- [Task requirements]
Give back the full set of entries exactly, keeping each line intact.

Excerpts from a dataset

--*--

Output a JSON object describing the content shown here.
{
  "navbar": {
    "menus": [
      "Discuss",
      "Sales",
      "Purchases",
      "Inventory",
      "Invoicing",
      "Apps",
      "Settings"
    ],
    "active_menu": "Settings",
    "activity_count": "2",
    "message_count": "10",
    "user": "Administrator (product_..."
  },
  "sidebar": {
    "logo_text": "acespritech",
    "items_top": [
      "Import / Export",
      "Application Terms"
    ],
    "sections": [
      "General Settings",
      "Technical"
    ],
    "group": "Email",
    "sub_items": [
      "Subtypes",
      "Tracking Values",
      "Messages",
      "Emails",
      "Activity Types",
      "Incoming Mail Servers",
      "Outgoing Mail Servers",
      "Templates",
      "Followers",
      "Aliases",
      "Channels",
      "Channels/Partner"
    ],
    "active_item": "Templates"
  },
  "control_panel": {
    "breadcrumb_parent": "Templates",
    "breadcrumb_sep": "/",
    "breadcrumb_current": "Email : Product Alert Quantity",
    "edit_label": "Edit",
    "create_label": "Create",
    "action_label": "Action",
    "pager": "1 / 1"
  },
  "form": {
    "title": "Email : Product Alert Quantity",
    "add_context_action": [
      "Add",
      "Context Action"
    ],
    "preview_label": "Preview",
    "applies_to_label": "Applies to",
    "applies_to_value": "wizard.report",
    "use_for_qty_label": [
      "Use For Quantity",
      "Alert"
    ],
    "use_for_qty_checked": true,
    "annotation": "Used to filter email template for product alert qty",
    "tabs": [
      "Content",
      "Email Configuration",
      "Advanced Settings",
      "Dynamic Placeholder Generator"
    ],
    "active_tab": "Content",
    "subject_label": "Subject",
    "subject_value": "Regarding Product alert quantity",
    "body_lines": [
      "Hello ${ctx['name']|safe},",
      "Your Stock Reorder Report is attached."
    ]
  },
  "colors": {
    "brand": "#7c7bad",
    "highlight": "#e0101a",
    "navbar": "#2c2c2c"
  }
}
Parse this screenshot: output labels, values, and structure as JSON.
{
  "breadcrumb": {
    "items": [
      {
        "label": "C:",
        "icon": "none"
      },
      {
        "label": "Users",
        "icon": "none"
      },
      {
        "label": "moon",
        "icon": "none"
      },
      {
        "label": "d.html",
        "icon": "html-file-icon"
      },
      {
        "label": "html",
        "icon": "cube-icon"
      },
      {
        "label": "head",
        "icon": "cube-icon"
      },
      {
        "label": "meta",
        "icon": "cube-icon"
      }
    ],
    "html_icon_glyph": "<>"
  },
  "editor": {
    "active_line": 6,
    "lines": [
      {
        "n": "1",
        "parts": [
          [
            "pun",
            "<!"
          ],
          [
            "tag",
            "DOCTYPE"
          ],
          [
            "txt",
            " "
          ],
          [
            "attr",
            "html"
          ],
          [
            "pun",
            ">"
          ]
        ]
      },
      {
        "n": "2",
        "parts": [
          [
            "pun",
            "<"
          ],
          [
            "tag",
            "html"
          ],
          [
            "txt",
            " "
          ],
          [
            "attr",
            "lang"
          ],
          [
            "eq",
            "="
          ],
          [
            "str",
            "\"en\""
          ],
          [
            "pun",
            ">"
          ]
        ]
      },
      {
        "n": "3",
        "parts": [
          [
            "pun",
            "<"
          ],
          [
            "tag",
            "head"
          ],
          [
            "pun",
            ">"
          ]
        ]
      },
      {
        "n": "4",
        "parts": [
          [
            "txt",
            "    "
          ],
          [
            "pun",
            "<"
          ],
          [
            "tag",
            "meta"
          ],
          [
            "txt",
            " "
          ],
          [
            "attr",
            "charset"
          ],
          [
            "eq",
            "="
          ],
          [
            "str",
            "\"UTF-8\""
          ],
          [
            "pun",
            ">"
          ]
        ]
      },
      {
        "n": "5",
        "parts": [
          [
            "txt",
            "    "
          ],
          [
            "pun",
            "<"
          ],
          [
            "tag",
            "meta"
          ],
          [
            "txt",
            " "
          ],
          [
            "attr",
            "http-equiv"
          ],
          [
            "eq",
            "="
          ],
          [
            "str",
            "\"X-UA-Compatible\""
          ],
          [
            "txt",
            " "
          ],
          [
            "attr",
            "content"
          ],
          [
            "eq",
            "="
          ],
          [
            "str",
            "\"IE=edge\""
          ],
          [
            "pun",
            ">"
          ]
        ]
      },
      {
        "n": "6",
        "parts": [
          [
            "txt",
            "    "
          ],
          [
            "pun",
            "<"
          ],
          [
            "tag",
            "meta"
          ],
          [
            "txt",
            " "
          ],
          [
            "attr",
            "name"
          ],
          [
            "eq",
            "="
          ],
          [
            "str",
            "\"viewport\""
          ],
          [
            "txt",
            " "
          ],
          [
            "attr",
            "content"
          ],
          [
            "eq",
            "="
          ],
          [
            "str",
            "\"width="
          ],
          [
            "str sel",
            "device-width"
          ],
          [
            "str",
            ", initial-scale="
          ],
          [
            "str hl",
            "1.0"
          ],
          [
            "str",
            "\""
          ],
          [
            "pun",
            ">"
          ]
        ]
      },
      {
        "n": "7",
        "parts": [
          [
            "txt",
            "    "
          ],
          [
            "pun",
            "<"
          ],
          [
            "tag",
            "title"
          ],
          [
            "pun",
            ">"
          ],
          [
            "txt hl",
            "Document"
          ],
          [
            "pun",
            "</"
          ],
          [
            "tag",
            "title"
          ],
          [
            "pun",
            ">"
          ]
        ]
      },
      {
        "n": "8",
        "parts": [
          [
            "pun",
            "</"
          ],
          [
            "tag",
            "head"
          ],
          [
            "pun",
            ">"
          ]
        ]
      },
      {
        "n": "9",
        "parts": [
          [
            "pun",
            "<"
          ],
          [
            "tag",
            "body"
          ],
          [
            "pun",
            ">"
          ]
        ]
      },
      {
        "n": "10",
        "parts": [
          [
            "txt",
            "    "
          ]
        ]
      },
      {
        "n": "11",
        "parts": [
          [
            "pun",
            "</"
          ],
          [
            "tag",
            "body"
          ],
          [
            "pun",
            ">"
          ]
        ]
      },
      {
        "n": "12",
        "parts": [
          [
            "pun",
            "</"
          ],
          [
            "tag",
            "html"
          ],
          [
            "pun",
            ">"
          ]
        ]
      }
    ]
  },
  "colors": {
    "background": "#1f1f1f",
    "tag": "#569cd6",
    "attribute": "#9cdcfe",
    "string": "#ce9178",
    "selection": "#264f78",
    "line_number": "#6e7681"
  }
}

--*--

- [Answer box]
Output a JSON object describing the content shown here.
{
  "navbar": {
    "menus": [
      "Discuss",
      "Sales",
      "Purchases",
      "Inventory",
      "Invoicing",
      "Apps",
      "Settings"
    ],
    "active_menu": "Settings",
    "activity_count": "2",
    "message_count": "10",
    "user": "Administrator (product_..."
  },
  "sidebar": {
    "logo_text": "acespritech",
    "items_top": [
      "Import / Export",
      "Application Terms"
    ],
    "sections": [
      "General Settings",
      "Technical"
    ],
    "group": "Email",
    "sub_items": [
      "Subtypes",
      "Tracking Values",
      "Messages",
      "Emails",
      "Activity Types",
      "Incoming Mail Servers",
      "Outgoing Mail Servers",
      "Templates",
      "Followers",
      "Aliases",
      "Channels",
      "Channels/Partner"
    ],
    "active_item": "Templates"
  },
  "control_panel": {
    "breadcrumb_parent": "Templates",
    "breadcrumb_sep": "/",
    "breadcrumb_current": "Email : Product Alert Quantity",
    "edit_label": "Edit",
    "create_label": "Create",
    "action_label": "Action",
    "pager": "1 / 1"
  },
  "form": {
    "title": "Email : Product Alert Quantity",
    "add_context_action": [
      "Add",
      "Context Action"
    ],
    "preview_label": "Preview",
    "applies_to_label": "Applies to",
    "applies_to_value": "wizard.report",
    "use_for_qty_label": [
      "Use For Quantity",
      "Alert"
    ],
    "use_for_qty_checked": true,
    "annotation": "Used to filter email template for product alert qty",
    "tabs": [
      "Content",
      "Email Configuration",
      "Advanced Settings",
      "Dynamic Placeholder Generator"
    ],
    "active_tab": "Content",
    "subject_label": "Subject",
    "subject_value": "Regarding Product alert quantity",
    "body_lines": [
      "Hello ${ctx['name']|safe},",
      "Your Stock Reorder Report is attached."
    ]
  },
  "colors": {
    "brand": "#7c7bad",
    "highlight": "#e0101a",
    "navbar": "#2c2c2c"
  }
}
Parse this screenshot: output labels, values, and structure as JSON.
{
  "breadcrumb": {
    "items": [
      {
        "label": "C:",
        "icon": "none"
      },
      {
        "label": "Users",
        "icon": "none"
      },
      {
        "label": "moon",
        "icon": "none"
      },
      {
        "label": "d.html",
        "icon": "html-file-icon"
      },
      {
        "label": "html",
        "icon": "cube-icon"
      },
      {
        "label": "head",
        "icon": "cube-icon"
      },
      {
        "label": "meta",
        "icon": "cube-icon"
      }
    ],
    "html_icon_glyph": "<>"
  },
  "editor": {
    "active_line": 6,
    "lines": [
      {
        "n": "1",
        "parts": [
          [
            "pun",
            "<!"
          ],
          [
            "tag",
            "DOCTYPE"
          ],
          [
            "txt",
            " "
          ],
          [
            "attr",
            "html"
          ],
          [
            "pun",
            ">"
          ]
        ]
      },
      {
        "n": "2",
        "parts": [
          [
            "pun",
            "<"
          ],
          [
            "tag",
            "html"
          ],
          [
            "txt",
            " "
          ],
          [
            "attr",
            "lang"
          ],
          [
            "eq",
            "="
          ],
          [
            "str",
            "\"en\""
          ],
          [
            "pun",
            ">"
          ]
        ]
      },
      {
        "n": "3",
        "parts": [
          [
            "pun",
            "<"
          ],
          [
            "tag",
            "head"
          ],
          [
            "pun",
            ">"
          ]
        ]
      },
      {
        "n": "4",
        "parts": [
          [
            "txt",
            "    "
          ],
          [
            "pun",
            "<"
          ],
          [
            "tag",
            "meta"
          ],
          [
            "txt",
            " "
          ],
          [
            "attr",
            "charset"
          ],
          [
            "eq",
            "="
          ],
          [
            "str",
            "\"UTF-8\""
          ],
          [
            "pun",
            ">"
          ]
        ]
      },
      {
        "n": "5",
        "parts": [
          [
            "txt",
            "    "
          ],
          [
            "pun",
            "<"
          ],
          [
            "tag",
            "meta"
          ],
          [
            "txt",
            " "
          ],
          [
            "attr",
            "http-equiv"
          ],
          [
            "eq",
            "="
          ],
          [
            "str",
            "\"X-UA-Compatible\""
          ],
          [
            "txt",
            " "
          ],
          [
            "attr",
            "content"
          ],
          [
            "eq",
            "="
          ],
          [
            "str",
            "\"IE=edge\""
          ],
          [
            "pun",
            ">"
          ]
        ]
      },
      {
        "n": "6",
        "parts": [
          [
            "txt",
            "    "
          ],
          [
            "pun",
            "<"
          ],
          [
            "tag",
            "meta"
          ],
          [
            "txt",
            " "
          ],
          [
            "attr",
            "name"
          ],
          [
            "eq",
            "="
          ],
          [
            "str",
            "\"viewport\""
          ],
          [
            "txt",
            " "
          ],
          [
            "attr",
            "content"
          ],
          [
            "eq",
            "="
          ],
          [
            "str",
            "\"width="
          ],
          [
            "str sel",
            "device-width"
          ],
          [
            "str",
            ", initial-scale="
          ],
          [
            "str hl",
            "1.0"
          ],
          [
            "str",
            "\""
          ],
          [
            "pun",
            ">"
          ]
        ]
      },
      {
        "n": "7",
        "parts": [
          [
            "txt",
            "    "
          ],
          [
            "pun",
            "<"
          ],
          [
            "tag",
            "title"
          ],
          [
            "pun",
            ">"
          ],
          [
            "txt hl",
            "Document"
          ],
          [
            "pun",
            "</"
          ],
          [
            "tag",
            "title"
          ],
          [
            "pun",
            ">"
          ]
        ]
      },
      {
        "n": "8",
        "parts": [
          [
            "pun",
            "</"
          ],
          [
            "tag",
            "head"
          ],
          [
            "pun",
            ">"
          ]
        ]
      },
      {
        "n": "9",
        "parts": [
          [
            "pun",
            "<"
          ],
          [
            "tag",
            "body"
          ],
          [
            "pun",
            ">"
          ]
        ]
      },
      {
        "n": "10",
        "parts": [
          [
            "txt",
            "    "
          ]
        ]
      },
      {
        "n": "11",
        "parts": [
          [
            "pun",
            "</"
          ],
          [
            "tag",
            "body"
          ],
          [
            "pun",
            ">"
          ]
        ]
      },
      {
        "n": "12",
        "parts": [
          [
            "pun",
            "</"
          ],
          [
            "tag",
            "html"
          ],
          [
            "pun",
            ">"
          ]
        ]
      }
    ]
  },
  "colors": {
    "background": "#1f1f1f",
    "tag": "#569cd6",
    "attribute": "#9cdcfe",
    "string": "#ce9178",
    "selection": "#264f78",
    "line_number": "#6e7681"
  }
}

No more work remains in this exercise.